Ŵ=He/Hi.

In a further embodiment, the system could be calibrated in an anechoic environment using the same procedure as described above. In this case the resulting filter ŵanechoic[n], expressed in frequency domain is now
Ŵanechoic=He-anechoic/Hi (1)

Hi is the room independent path to the internal microphone and He-anechoic, the path from the mouth to the external microphone in anechoic conditions. It includes the filtering effect due to the placement of the microphone behind the mouth instead of in front of it. This effect is neglected in the first embodiment, but can be compensated for when a calibration in anechoic conditions is possible. In the remainder of this document, He, the path from the mouth to the external microphone, will hence be split in two parts: He-anechoic and He-room, where He-room is the desired room response, such that
He=He-anechoic·He-room. (2)
Ŵanechoic can be used as a correction filter
Hcanechoic, (3)
illustrated in FIG. 4, to suppress from the room impulse response the path Hi from the mouth to the error microphone and the part of He which is due to the positioning of the microphone (i.e. He-anechoic) and keep only He-room as end result.

Indeed, the filter ŵ[n] obtained according to FIG. 4 is, in frequency domain,
Ŵ=He/(Hi·Hc). (4)
As seen (1) and (3), we obtain
Ŵ=(He·Hi)/(Hi·He-anechoic). (5)
If we split He according to (2), we finally obtain
Ŵ=He-room.

Using the anechoic measurement as correction filter indeed allows the suppression of all contributions not related to the room transfer function to be identified.

The environment impulse response is then used to process the input sound signal 28 by performing a direct convolution of the input sound signal with the room impulse response.

The input sound signal 28 is preferably a dry, anechoic sound signal and may in particular be a stereo signal.

As an alternative to convolution, the environment impulse response can be used to identify the properties of the environment and this used to select suitable processing.

When used in a room, the environment impulse response will be a room impulse response. However, the invention is not limited to use in rooms and other environments, for example outside, may also be modelled.

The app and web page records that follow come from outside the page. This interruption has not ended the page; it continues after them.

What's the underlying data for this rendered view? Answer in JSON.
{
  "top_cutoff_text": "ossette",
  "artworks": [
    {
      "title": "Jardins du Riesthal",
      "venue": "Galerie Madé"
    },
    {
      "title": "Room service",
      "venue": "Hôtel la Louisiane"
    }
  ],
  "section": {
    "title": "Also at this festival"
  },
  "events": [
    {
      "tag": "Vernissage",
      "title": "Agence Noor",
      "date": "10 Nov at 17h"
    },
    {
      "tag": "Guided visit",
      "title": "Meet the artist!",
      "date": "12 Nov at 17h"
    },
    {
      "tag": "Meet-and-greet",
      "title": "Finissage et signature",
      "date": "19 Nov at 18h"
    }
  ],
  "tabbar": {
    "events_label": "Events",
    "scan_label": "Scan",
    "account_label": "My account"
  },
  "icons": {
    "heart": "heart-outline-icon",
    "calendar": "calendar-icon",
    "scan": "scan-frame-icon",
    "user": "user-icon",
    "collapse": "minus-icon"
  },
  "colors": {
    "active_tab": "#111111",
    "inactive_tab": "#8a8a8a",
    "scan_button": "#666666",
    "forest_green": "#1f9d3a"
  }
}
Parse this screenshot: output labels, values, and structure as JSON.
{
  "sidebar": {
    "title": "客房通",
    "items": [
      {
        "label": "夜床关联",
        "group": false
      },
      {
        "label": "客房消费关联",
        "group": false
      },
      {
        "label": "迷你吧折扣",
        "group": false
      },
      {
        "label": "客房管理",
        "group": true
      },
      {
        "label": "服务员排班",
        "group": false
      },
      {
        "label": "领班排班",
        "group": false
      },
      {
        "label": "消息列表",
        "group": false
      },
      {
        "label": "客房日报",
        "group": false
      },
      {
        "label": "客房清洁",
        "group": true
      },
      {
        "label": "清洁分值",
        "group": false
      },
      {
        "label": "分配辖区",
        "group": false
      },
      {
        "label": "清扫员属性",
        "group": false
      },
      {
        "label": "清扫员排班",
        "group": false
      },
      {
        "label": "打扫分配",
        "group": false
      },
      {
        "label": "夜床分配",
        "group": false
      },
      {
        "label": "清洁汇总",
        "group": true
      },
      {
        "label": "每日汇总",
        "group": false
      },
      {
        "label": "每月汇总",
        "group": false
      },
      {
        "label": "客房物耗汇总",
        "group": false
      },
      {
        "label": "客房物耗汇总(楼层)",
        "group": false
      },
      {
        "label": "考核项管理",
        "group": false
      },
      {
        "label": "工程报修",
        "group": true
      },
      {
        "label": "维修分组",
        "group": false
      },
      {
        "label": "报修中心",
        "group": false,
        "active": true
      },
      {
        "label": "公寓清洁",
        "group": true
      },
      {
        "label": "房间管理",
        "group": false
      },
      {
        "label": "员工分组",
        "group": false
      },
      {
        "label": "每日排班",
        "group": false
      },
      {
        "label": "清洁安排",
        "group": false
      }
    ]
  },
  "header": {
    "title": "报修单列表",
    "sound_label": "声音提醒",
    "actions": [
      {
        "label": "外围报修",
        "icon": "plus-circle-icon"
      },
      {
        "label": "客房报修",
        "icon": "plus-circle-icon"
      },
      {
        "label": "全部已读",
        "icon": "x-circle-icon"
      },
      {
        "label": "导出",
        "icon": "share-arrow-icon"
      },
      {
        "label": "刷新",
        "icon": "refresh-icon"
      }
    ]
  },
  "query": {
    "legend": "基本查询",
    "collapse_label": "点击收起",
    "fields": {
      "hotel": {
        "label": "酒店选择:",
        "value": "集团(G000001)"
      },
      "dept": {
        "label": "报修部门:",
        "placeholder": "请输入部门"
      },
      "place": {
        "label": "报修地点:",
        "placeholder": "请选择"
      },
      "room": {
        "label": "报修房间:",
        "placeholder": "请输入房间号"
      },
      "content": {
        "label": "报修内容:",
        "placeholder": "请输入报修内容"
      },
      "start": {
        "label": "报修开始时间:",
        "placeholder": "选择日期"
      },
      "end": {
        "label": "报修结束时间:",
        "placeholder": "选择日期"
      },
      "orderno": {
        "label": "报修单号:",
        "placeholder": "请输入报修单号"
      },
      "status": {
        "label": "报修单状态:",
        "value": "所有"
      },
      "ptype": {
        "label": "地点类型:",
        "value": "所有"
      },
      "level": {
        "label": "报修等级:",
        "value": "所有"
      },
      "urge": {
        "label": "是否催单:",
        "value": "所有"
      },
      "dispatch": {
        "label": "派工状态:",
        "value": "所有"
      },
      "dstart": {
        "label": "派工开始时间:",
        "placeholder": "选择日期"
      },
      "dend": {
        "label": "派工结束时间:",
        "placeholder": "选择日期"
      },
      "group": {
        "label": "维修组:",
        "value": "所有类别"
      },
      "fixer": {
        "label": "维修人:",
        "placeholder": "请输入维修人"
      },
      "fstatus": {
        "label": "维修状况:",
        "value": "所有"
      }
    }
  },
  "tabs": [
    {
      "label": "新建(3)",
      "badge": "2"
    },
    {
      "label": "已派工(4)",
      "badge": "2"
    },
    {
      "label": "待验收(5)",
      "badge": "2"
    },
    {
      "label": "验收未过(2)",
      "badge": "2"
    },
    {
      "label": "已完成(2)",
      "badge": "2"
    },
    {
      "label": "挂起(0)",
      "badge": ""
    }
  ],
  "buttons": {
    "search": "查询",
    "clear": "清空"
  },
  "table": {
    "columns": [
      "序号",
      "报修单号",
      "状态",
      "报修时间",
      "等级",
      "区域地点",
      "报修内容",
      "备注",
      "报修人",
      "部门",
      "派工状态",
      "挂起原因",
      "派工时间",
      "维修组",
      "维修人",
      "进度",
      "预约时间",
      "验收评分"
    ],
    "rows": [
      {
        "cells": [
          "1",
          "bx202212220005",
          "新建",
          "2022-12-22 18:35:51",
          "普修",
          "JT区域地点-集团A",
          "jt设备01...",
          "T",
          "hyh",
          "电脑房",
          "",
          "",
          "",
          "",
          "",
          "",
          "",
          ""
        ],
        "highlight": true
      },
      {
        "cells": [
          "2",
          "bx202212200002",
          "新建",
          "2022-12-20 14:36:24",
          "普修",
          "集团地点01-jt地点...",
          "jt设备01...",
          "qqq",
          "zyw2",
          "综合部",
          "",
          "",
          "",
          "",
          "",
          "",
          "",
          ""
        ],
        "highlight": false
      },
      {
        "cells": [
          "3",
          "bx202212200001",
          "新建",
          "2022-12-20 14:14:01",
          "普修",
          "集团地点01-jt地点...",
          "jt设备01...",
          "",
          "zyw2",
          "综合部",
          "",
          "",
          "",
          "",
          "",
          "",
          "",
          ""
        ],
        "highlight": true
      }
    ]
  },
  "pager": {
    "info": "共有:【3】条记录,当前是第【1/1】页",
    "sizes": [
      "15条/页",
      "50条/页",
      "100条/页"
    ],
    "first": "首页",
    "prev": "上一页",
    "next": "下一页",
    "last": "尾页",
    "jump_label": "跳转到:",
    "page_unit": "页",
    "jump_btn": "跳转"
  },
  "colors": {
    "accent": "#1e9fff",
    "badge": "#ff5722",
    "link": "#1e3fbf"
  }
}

For this reason, the term environment impulse response has been used.

Note that those skilled in the art will realise that alternatives to the above approach exist. For example, the environment impulse response is not the only measure of the auditory environment and alternatives, such as reverberation time, may alternatively or additionally be calculated.

The invention is also applicable to other forms of headphones, including earphones, such as intra-concha or in-ear canal earpieces. In this case, the internal microphone may be provided on the inside of the ear unit facing the user's inner ear and the external microphone is on the outside of the ear unit facing the outside.

It should also be noted that the sound processor 20 may be implemented in either hardware or software. However, in view of the complexity and necessary speed of calculation in the reverberation extraction units 22,24, these may in particular be implemented in a digital signal processor (DSP).

Applications include noise cancellation headphones and auditory display apparatus.